The exact wording from Blueprint for New Beginnings:

Over the next 10 years, the Federal Government is projected to collect $28 trillion in revenues from American taxpayers. The President’s Budget devotes roughly $22.4 trillion to extend the Government we have today, including the President’s new initiatives. This leaves a $5.6 trillion surplus. The President’s Budget takes a cautious approach to allocating this staggering sum, starting by saving the entire Social Security surplus—nearly 50 percent of the total surplus—for Social Security and debt retirement. None of the Social Security surplus will be used to fund other spending initiatives or tax relief.

By devoting these revenues to debt retirement, the Nation will be able to pay off all the debt that can be redeemed—an historic $2 trillion reduction in debt over the next 10 years. The only remaining debt will be those securities with maturity dates beyond 2011. In all likelihood, American taxpayers would have to spend an additional $50 to $150 billion in bonus payments to bondholders to accelerate the repayment of those notes, a wasteful and senseless transaction. It makes more sense to allow the securities to mature naturally, leaving the Nation on a glide path to zero debt post 2011.

By 2011, Federal debt will have fallen to only seven percent of GDP—its lowest level in more than 80 years. Net interest payments on this debt will be less than 0.5 percent of GDP, less than one quarter of today’s share and only three percent of the budget. This represents a great national achievement
.

Meanwhile, the threat of recession intervened, and the Federal Reserve ratcheted down interest rates. America went on a borrowing and speculation binge, focused on real estate and the building industry. Government, Wall Street and Main Street were all complicit, greedy investors buying up “investment property,” Wall Street packaging them as “risk-free” CMO’s, and homeowners indulging in the practice of using their homes as a piggy bank, with exotic no money down, no initial interest payment loans, the repayment of which was dependent on future appreciated real estate values. At the same time we continued to outsource our manufacturing capabilities to China and other emerging economies. Why work when Utopia could be achieved by merely borrowing?

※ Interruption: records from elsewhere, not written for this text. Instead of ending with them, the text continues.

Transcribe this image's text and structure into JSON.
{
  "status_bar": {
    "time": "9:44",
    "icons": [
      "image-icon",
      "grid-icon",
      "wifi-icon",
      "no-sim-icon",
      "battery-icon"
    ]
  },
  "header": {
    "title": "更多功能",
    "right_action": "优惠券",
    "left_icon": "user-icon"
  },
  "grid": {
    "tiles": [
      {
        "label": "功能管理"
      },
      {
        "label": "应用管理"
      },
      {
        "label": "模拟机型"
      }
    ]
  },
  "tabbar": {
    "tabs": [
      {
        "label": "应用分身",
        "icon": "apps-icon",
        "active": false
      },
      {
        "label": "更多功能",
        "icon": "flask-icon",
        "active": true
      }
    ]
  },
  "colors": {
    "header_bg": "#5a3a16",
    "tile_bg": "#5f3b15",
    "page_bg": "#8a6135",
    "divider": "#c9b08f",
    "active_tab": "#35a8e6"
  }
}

So returning to the halcyon Blueprint for New Beginnings, another lesson to be learned from China: "Forecasting is difficult, especially about the future.” This is why the brinksmanship of raising the debt limit is such political grandstanding. Where was the outcry about the buildup of the national debt during the Bush years or holding Congress accountable for the failure of Blueprint for New Beginnings? While the stock market was climbing to new highs by 2007 and real estate prices were soaring, making homeowners and investors feel (not be) wealthy, not one peep about the national debt. We were borrowing against the future.

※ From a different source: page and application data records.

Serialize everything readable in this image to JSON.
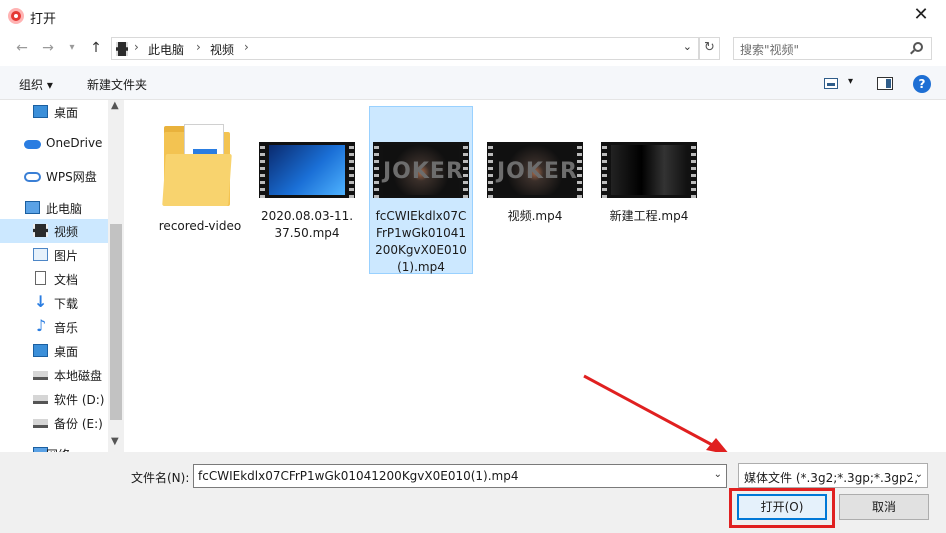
{
  "window": {
    "title": "打开"
  },
  "address": {
    "crumbs": [
      "此电脑",
      "视频"
    ],
    "separator": "›"
  },
  "search": {
    "placeholder": "搜索\"视频\""
  },
  "toolbar": {
    "organize": "组织 ▾",
    "new_folder": "新建文件夹"
  },
  "sidebar": {
    "items": [
      {
        "label": "桌面",
        "icon": "desktop-icon"
      },
      {
        "label": "OneDrive",
        "icon": "cloud-icon"
      },
      {
        "label": "WPS网盘",
        "icon": "wps-cloud-icon"
      },
      {
        "label": "此电脑",
        "icon": "computer-icon"
      },
      {
        "label": "视频",
        "icon": "video-folder-icon",
        "selected": true
      },
      {
        "label": "图片",
        "icon": "pictures-icon"
      },
      {
        "label": "文档",
        "icon": "documents-icon"
      },
      {
        "label": "下载",
        "icon": "download-icon"
      },
      {
        "label": "音乐",
        "icon": "music-icon"
      },
      {
        "label": "桌面",
        "icon": "desktop-icon"
      },
      {
        "label": "本地磁盘",
        "icon": "disk-icon"
      },
      {
        "label": "软件 (D:)",
        "icon": "disk-icon"
      },
      {
        "label": "备份 (E:)",
        "icon": "disk-icon"
      },
      {
        "label": "网络",
        "icon": "network-icon"
      }
    ]
  },
  "files": [
    {
      "name": "recored-video",
      "kind": "folder"
    },
    {
      "name": "2020.08.03-11.37.50.mp4",
      "kind": "video-windows"
    },
    {
      "name": "fcCWIEkdlx07CFrP1wGk01041200KgvX0E010(1).mp4",
      "kind": "video-joker",
      "selected": true
    },
    {
      "name": "视频.mp4",
      "kind": "video-joker"
    },
    {
      "name": "新建工程.mp4",
      "kind": "video-dark"
    }
  ],
  "thumb_text": {
    "joker": "JOKER"
  },
  "footer": {
    "filename_label": "文件名(N):",
    "filename_value": "fcCWIEkdlx07CFrP1wGk01041200KgvX0E010(1).mp4",
    "filetype_value": "媒体文件 (*.3g2;*.3gp;*.3gp2;",
    "open_label": "打开(O)",
    "cancel_label": "取消"
  },
  "colors": {
    "selection": "#cce8ff",
    "accent": "#0078d7",
    "annotation": "#e02020"
  }
}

Depending on how one defines accountability to an administration (which takes control in late January every four years, but really does not have much impact until at least the end of the following Sept. 30 fiscal year), one could argue that Bush administrations were responsible for about a $6 trillion increase in National Debt (9/30/2001 - 9/30/2009) and the Obama administration for about $2.5 trillion thus far. (See this link for historical figures.)

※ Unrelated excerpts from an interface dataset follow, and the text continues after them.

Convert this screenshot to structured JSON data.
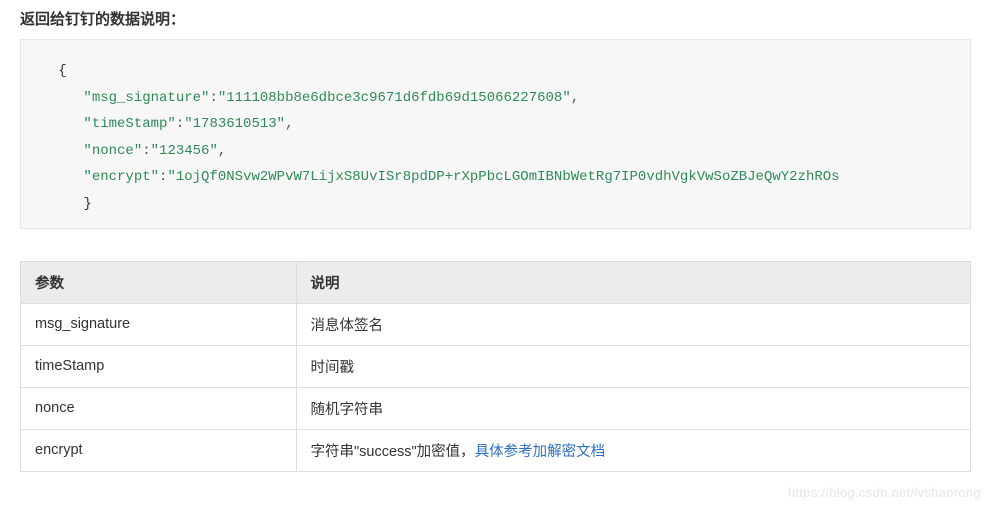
{
  "title": "返回给钉钉的数据说明：",
  "json_fields": {
    "msg_signature_key": "\"msg_signature\"",
    "msg_signature_val": "\"111108bb8e6dbce3c9671d6fdb69d15066227608\"",
    "timeStamp_key": "\"timeStamp\"",
    "timeStamp_val": "\"1783610513\"",
    "nonce_key": "\"nonce\"",
    "nonce_val": "\"123456\"",
    "encrypt_key": "\"encrypt\"",
    "encrypt_val": "\"1ojQf0NSvw2WPvW7LijxS8UvISr8pdDP+rXpPbcLGOmIBNbWetRg7IP0vdhVgkVwSoZBJeQwY2zhROs"
  },
  "table": {
    "headers": {
      "param": "参数",
      "desc": "说明"
    },
    "rows": [
      {
        "param": "msg_signature",
        "desc": "消息体签名"
      },
      {
        "param": "timeStamp",
        "desc": "时间戳"
      },
      {
        "param": "nonce",
        "desc": "随机字符串"
      },
      {
        "param": "encrypt",
        "desc_prefix": "字符串\"success\"加密值，",
        "link": "具体参考加解密文档"
      }
    ]
  },
  "watermark": "https://blog.csdn.net/lvshaorong"
}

Of course, debt growth has been more dramatic over the last few years (including the final year of the Bush administration) as Keynesian spending of “saving the world” from a depression soared. In spite of that spending, economic growth has been slow, unemployment persistently high, and real estate and associated industries remain in the doldrums.

These are the serious issues, as well as the national debt, which must be addressed. While I am the first to argue for fiscal responsibility, a balanced budget cannot be achieved overnight and cannot be achieved without some revenue increases via taxes. The best argument against pinning hopes that spending cuts, alone, will achieve a balanced budget is simply to reread Blueprint for New Beginnings. Allowing the US to default on its debt is a hopelessly reckless option.

PS: An interesting follow up to the above published by Bloomberg news two days later.